Robin’s advice to others who may be considering what she and her mom have done? “Don’t waste time, life is precious. Enjoy your family.”

Real thoughts from real people, word for word. 

“Steve is incredibly easy to work with; he listens carefully to what you want, then wises you up on what won’t work and tells you a slightly better way to do it. During the design phase he was able to talk us through the building codes and worked very quickly and thoroughly. His crew is also extremely skilled.

Steve was able to keep us within our budget by suggesting less expensive materials where applicable and finding used materials. The finished product is the bell of the neighborhood – there are plenty of windows to the north, exactly what an artist needs. I’m very pleased in every respect with working with him and the finished product.”

– Point Reyes Resident

“I want to … applaud you for creating designs that accommodate individual’s different capacities, needs, and function.  The options that you offer are a great sustainable and energy efficient alternative in our current economy.”

Bret Glass, Columbia, Missouri

“Stephen Marshall, the proprietor of The Little House on the Trailer, was for many years a cabinet maker with an exceptionally good aesthetic sense and you can see that refined and practical sensibility in every Little House he builds. He is also a thoughtful and thorough person who has done a good deal of research regarding the zoning laws. Lastly, he is fair-minded and reasonable, in my opinion regarding the value you’ll get for the price. Definitely a person you’d want to do business with.”

Mike Litchfield, The West Marin Citizen

“I highly recommend a visit to the display lot of LHOTT, located near the Petaluma outlets mall. If you have ever envisioned building a small house/studio with the dimensions legally allowed in your town, but hesitate to pursue it beyond the ‘thinking about it stage’ … you will find several different layouts and sizes there to ‘try on.’ I have … found the owner and staff to be very helpful, non pushy, and never engaging in the expected ‘salespersons’ push.’ If you’re thinking about it…GO, Take a LOOK!”

Rich O., Inverness CA

“The folks at LHOTT are great … every time I stop by they are very helpful and their craftsmanship appears to be excellent. Finally, someone is making tiny houses we can all afford and use. I recommend their art studios to my real estate clients whenever we are looking at a house that doesn’t have a studio…they’re the perfect solution.”

CiCi W., Forestville, CA

“There was not one model from a tiny room of your own to the largest homes and everything between that I did not absolutely love.”

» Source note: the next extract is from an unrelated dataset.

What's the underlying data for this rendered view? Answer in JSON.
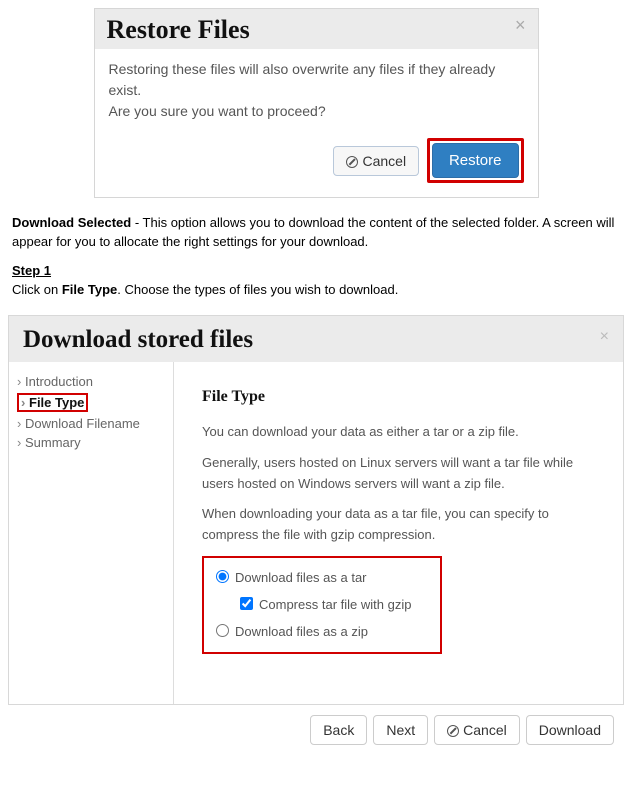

Sylvia Nichols, Washington State

Subscribe to Blog via Email

Enter your email address to subscribe to this blog and receive notifications of new posts by email.